This is WILD‼️💀 #helldivers2 #fyp

♬ Spooky, quiet, scary atmosphere piano songs – Skittlegirl Sound

Not all Helldivers pass their training

The crates full of bugs aren't the final easter egg to be found on Mars. The tutorial area seems extremely simple to experienced players, something that should be nearly impossible to fail. This is, in fact, a clever bit of world-building on the part of the developers: It shows how Helldivers are really just expendable canon fodder, given the bare minimum of training needed to become bodies to be thrown at the front of Super Earth's wars. However, somehow, someway, some people still manage to fail their basic Helldiver training.


Just off the side of the map, a dead Helldiver can be found half-buried in the Martian sand. Next to them is a flamethrower, and the corpse itself appears to have been badly burned. It's pretty easy to put two and two together and figure out what happened.
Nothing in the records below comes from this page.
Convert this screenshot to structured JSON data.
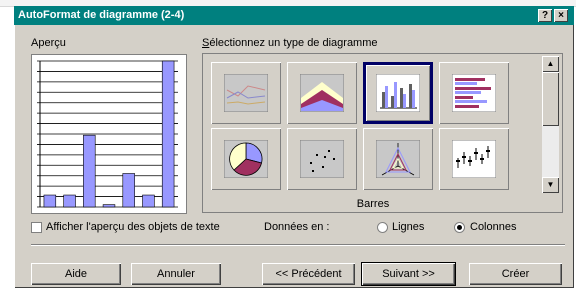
{
  "window": {
    "title": "AutoFormat de diagramme (2-4)",
    "help_glyph": "?",
    "close_glyph": "×"
  },
  "preview": {
    "label": "Aperçu",
    "bar_fill": "#9898ff",
    "values": [
      1,
      1,
      6,
      0.2,
      2.8,
      1,
      12.2
    ]
  },
  "gallery": {
    "label": "Sélectionnez un type de diagramme",
    "selected": "Barres",
    "scroll_up_glyph": "▲",
    "scroll_down_glyph": "▼",
    "tiles": [
      {
        "icon": "line-chart-icon",
        "name": "tile-lines"
      },
      {
        "icon": "area-chart-icon",
        "name": "tile-area"
      },
      {
        "icon": "bar-chart-icon",
        "name": "tile-bars",
        "selected": true
      },
      {
        "icon": "horizontal-bar-chart-icon",
        "name": "tile-horizontal-bars"
      },
      {
        "icon": "pie-chart-icon",
        "name": "tile-pie"
      },
      {
        "icon": "scatter-chart-icon",
        "name": "tile-scatter"
      },
      {
        "icon": "radar-chart-icon",
        "name": "tile-radar"
      },
      {
        "icon": "stock-chart-icon",
        "name": "tile-stock"
      }
    ]
  },
  "options": {
    "show_text_preview": "Afficher l'aperçu des objets de texte",
    "data_in_label": "Données en :",
    "rows": "Lignes",
    "columns": "Colonnes",
    "selected_series": "Colonnes"
  },
  "buttons": {
    "help": "Aide",
    "cancel": "Annuler",
    "previous": "<< Précédent",
    "next": "Suivant >>",
    "create": "Créer"
  },
  "colors": {
    "titlebar": "#00807f",
    "selection": "#000066"
  }
}
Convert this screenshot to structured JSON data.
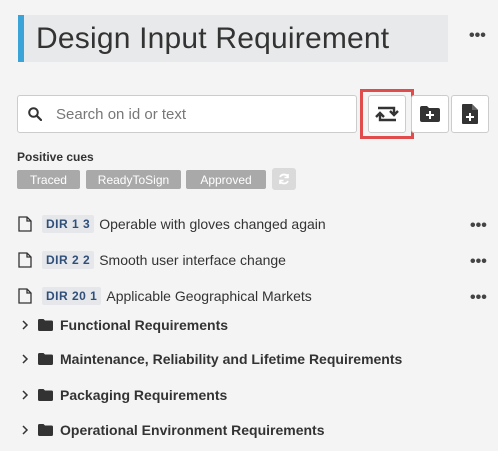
{
  "header": {
    "title": "Design Input Requirement",
    "menu_glyph": "•••"
  },
  "search": {
    "placeholder": "Search on id or text",
    "value": ""
  },
  "toolbar": {
    "buttons": [
      {
        "icon": "swap-arrows-icon",
        "highlighted": true
      },
      {
        "icon": "folder-plus-icon"
      },
      {
        "icon": "file-plus-icon"
      }
    ],
    "highlight_color": "#e04b4b"
  },
  "cues": {
    "label": "Positive cues",
    "chips": [
      "Traced",
      "ReadyToSign",
      "Approved"
    ]
  },
  "documents": [
    {
      "id": "DIR 1 3",
      "title": "Operable with gloves changed again",
      "menu": "•••"
    },
    {
      "id": "DIR 2 2",
      "title": "Smooth user interface change",
      "menu": "•••"
    },
    {
      "id": "DIR 20 1",
      "title": "Applicable Geographical Markets",
      "menu": "•••"
    }
  ],
  "folders": [
    {
      "label": "Functional Requirements"
    },
    {
      "label": "Maintenance, Reliability and Lifetime Requirements"
    },
    {
      "label": "Packaging Requirements"
    },
    {
      "label": "Operational Environment Requirements"
    }
  ],
  "colors": {
    "accent": "#3aa3d8",
    "chip_bg": "#a9a9a9",
    "id_text": "#2f4f7a"
  }
}
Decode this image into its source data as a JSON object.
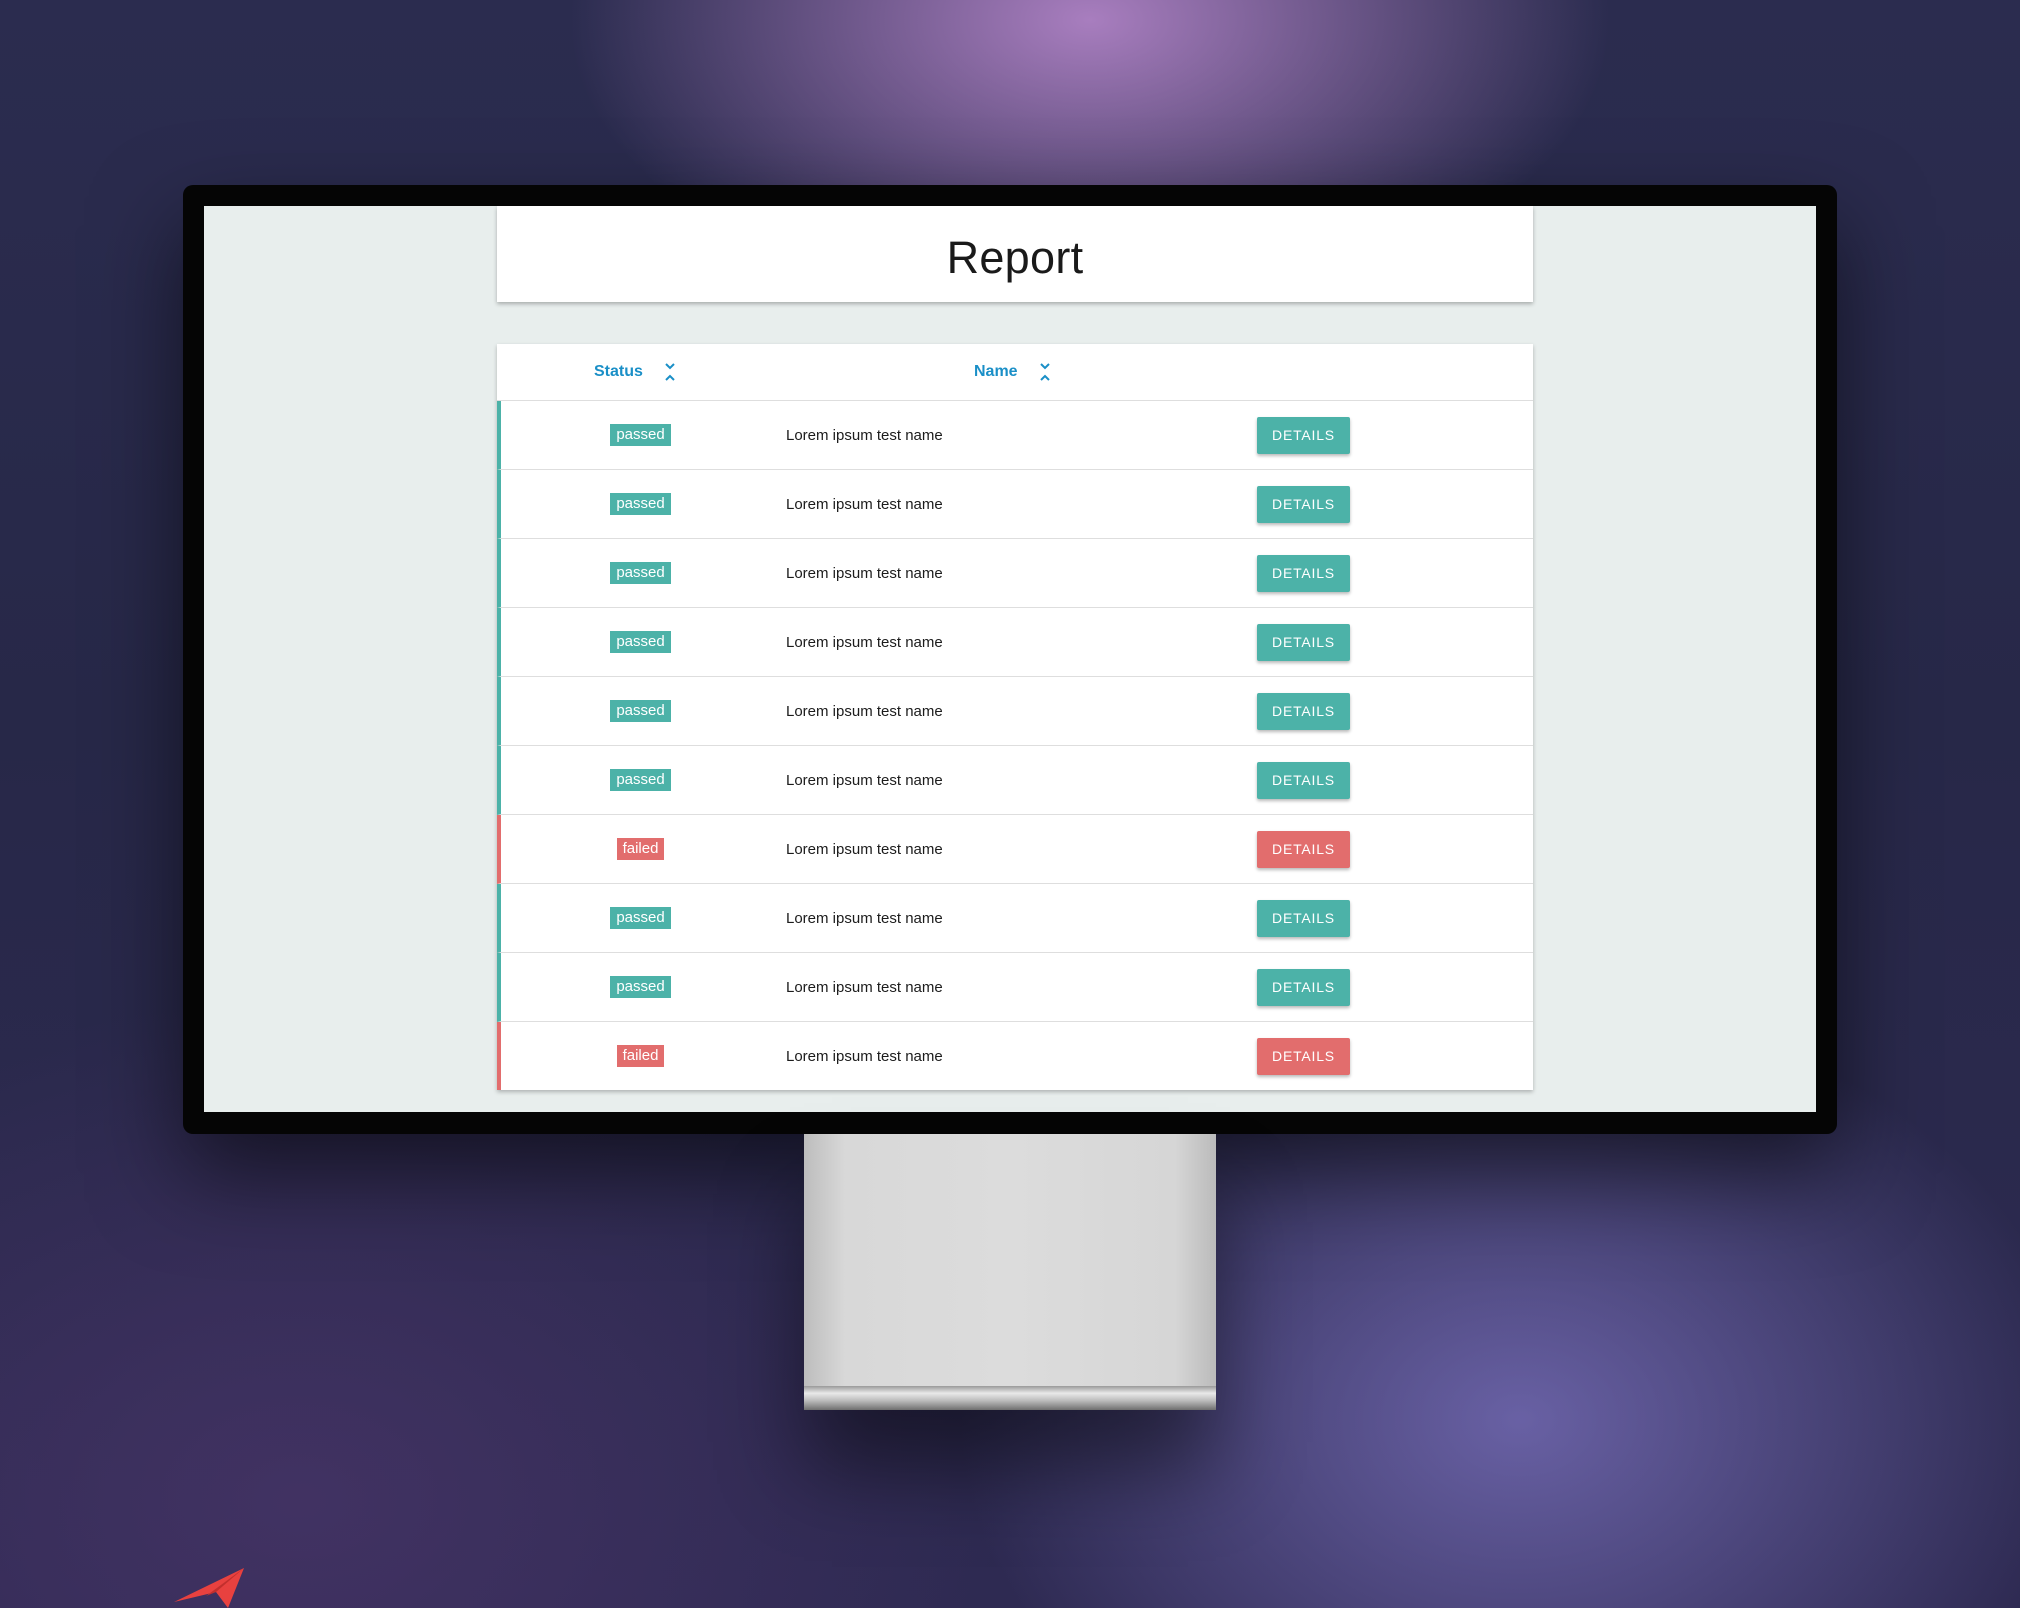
{
  "report": {
    "title": "Report"
  },
  "table": {
    "columns": {
      "status": "Status",
      "name": "Name"
    },
    "rows": [
      {
        "status": "passed",
        "name": "Lorem ipsum test name",
        "action": "DETAILS"
      },
      {
        "status": "passed",
        "name": "Lorem ipsum test name",
        "action": "DETAILS"
      },
      {
        "status": "passed",
        "name": "Lorem ipsum test name",
        "action": "DETAILS"
      },
      {
        "status": "passed",
        "name": "Lorem ipsum test name",
        "action": "DETAILS"
      },
      {
        "status": "passed",
        "name": "Lorem ipsum test name",
        "action": "DETAILS"
      },
      {
        "status": "passed",
        "name": "Lorem ipsum test name",
        "action": "DETAILS"
      },
      {
        "status": "failed",
        "name": "Lorem ipsum test name",
        "action": "DETAILS"
      },
      {
        "status": "passed",
        "name": "Lorem ipsum test name",
        "action": "DETAILS"
      },
      {
        "status": "passed",
        "name": "Lorem ipsum test name",
        "action": "DETAILS"
      },
      {
        "status": "failed",
        "name": "Lorem ipsum test name",
        "action": "DETAILS"
      }
    ]
  },
  "icons": {
    "sort": "sort-icon",
    "brand": "paper-plane-icon"
  },
  "colors": {
    "passed": "#4cb2a8",
    "failed": "#e26d6d",
    "header_accent": "#1a8fc7",
    "screen_background": "#e8eeed",
    "brand_logo": "#e8413f"
  }
}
This recruit managed to burn himself to death using the flamethrower. Then again, maybe that's not so inexplicable — after all, every player has probably done that to themselves at least once. Maybe that's why we don't get access to the flamethrower ourselves during the tutorial.

Bad reviews are treasonous

In the world of "Helldivers," the bar for treason is extremely low. It's not just about protesting or fighting against Super Earth directly, nor is it about working with dissident elements. Anything from failing to stand for the national anthem to even thinking seditious thoughts can be considered treason in that world. Perhaps the most ridiculous example is that bad reviews of Super Earth products are considered particularly treasonous. Imagine being thrown in jail for your angry review of something you bought off Amazon! Apparently, this can happen in "Helldivers."


In the in-game shop, players can see a variety of reviews for the products on offer. These reviews are almost exclusively good, but every so often, a player might find a one-star review. They won't be able to see what it said though, or why the reviewer disliked the product. All they'll be able to see is that the negative customer's account is "under review for treason." "Helldivers is a capitalist dystopia indeed.


Democracy? #helldivers2 #helldivers #eastereggs #clue #game #gamermoment

♬ suono originale – schizopost